Metzger’s article, which will appear in the November 2011 issue of William and Mary Law Review, follows on the heels of numerous well-received scholarly works, including articles on federalism published in the January 2011 and March 2010 issues of the Columbia Law Review. And those pieces represent only a portion of Metzger’s extensive work on administrative and constitutional law.
This summer, she joined her Law School colleague and mentor Peter Strauss, along with co-authors Todd Rakoff and Cynthia Farina, to produce the upcoming 11th edition of Gellhorn and Byse’s Administrative Law casebook, a task that came with some unexpected perks.
“[Working on the casebook was] quite good for teaching,” she says, “because you really have to think about the material you cover and learn it in a different way.”
Teaching is a particularly important pursuit for the Columbia Law School alumna. As a student, Metzger gravitated to the field of public law—a nascent interest fueled by Professor Henry Paul Monaghan, who, she says, continues to challenge her legal acumen.
“He’s one of the rare and true mentors in academia,” Metzger says, pausing momentarily in an ultimately unsuccessful attempt to quantify Monaghan’s contributions to her work. “I don’t know how many drafts of my articles he reads.”
Metzger, predictably, also holds her own as a mentor to her students. “The material I teach tends to be dense and difficult,” she admits. “Seeing students understand how the pieces fit together is really gratifying.” This fall, Metzger will draw from her experience as both student and teacher when she begins serving as the Law School’s vice dean for intellectual life. It is a new and exciting challenge for her, and she welcomes the chance to foster faculty-student interactions.
Whether organizing a faculty lunch series as vice dean, writing an amicus brief, or participating in a panel discussion, Metzger is always searching for the next important issue destined to shape the legal areas in which she specializes.

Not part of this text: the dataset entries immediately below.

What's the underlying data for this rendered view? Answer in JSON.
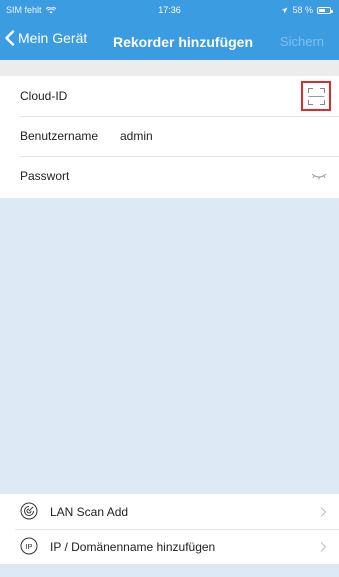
{
  "status_bar": {
    "carrier": "SIM fehlt",
    "time": "17:36",
    "battery_text": "58 %",
    "battery_level": 0.58
  },
  "nav": {
    "back_label": "Mein Gerät",
    "title": "Rekorder hinzufügen",
    "save_label": "Sichern"
  },
  "form": {
    "cloud_id_label": "Cloud-ID",
    "username_label": "Benutzername",
    "username_value": "admin",
    "password_label": "Passwort"
  },
  "bottom_list": {
    "items": [
      {
        "label": "LAN Scan Add",
        "icon": "lan-scan-icon"
      },
      {
        "label": "IP / Domänenname hinzufügen",
        "icon": "ip-icon"
      }
    ]
  },
  "colors": {
    "header": "#3c9ce2",
    "background": "#dde9f4",
    "highlight": "#e02a2a"
  }
}
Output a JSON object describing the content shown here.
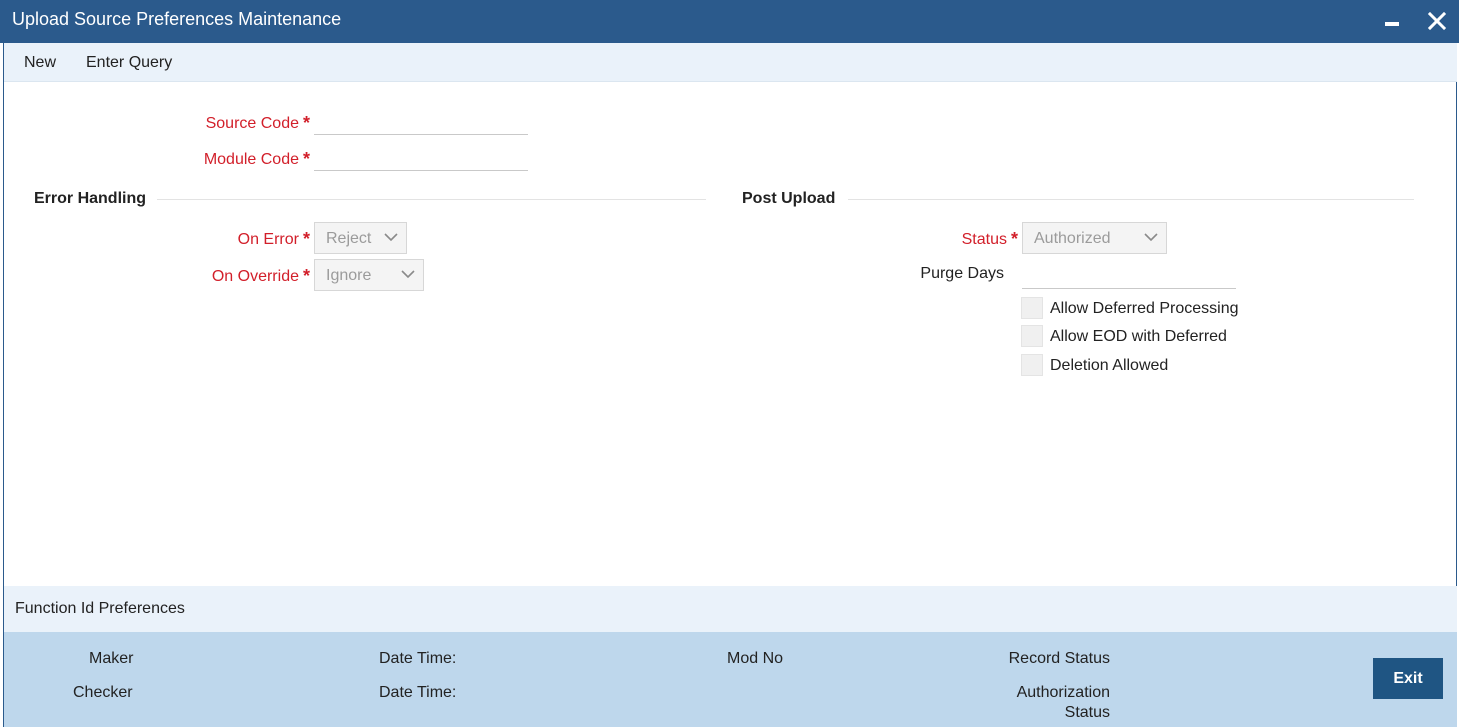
{
  "window": {
    "title": "Upload Source Preferences Maintenance",
    "minimize_icon": "minimize-icon",
    "close_icon": "close-icon"
  },
  "toolbar": {
    "new_label": "New",
    "enter_query_label": "Enter Query"
  },
  "form": {
    "source_code_label": "Source Code",
    "module_code_label": "Module Code",
    "required_marker": "*",
    "source_code_value": "",
    "module_code_value": ""
  },
  "error_handling": {
    "heading": "Error Handling",
    "on_error_label": "On Error",
    "on_error_value": "Reject",
    "on_override_label": "On Override",
    "on_override_value": "Ignore"
  },
  "post_upload": {
    "heading": "Post Upload",
    "status_label": "Status",
    "status_value": "Authorized",
    "purge_days_label": "Purge Days",
    "purge_days_value": "",
    "checkboxes": [
      {
        "label": "Allow Deferred Processing",
        "checked": false
      },
      {
        "label": "Allow EOD with Deferred",
        "checked": false
      },
      {
        "label": "Deletion Allowed",
        "checked": false
      }
    ]
  },
  "subsection": {
    "title": "Function Id Preferences"
  },
  "footer": {
    "maker_label": "Maker",
    "checker_label": "Checker",
    "date_time_label_1": "Date Time:",
    "date_time_label_2": "Date Time:",
    "mod_no_label": "Mod No",
    "record_status_label": "Record Status",
    "authorization_label": "Authorization",
    "status_label": "Status",
    "exit_label": "Exit"
  },
  "colors": {
    "title_bar": "#2b5a8c",
    "required_text": "#d21f2a",
    "toolbar_bg": "#eaf2fa",
    "footer_bg": "#bed7ec",
    "exit_button": "#1f5583"
  }
}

“One of the great things about what I teach is that the fields are constantly developing,” she says. “The one thing I don’t run out of are new issues to get intrigued by and to study, whether in the form of an article, book, or through practical governance projects.”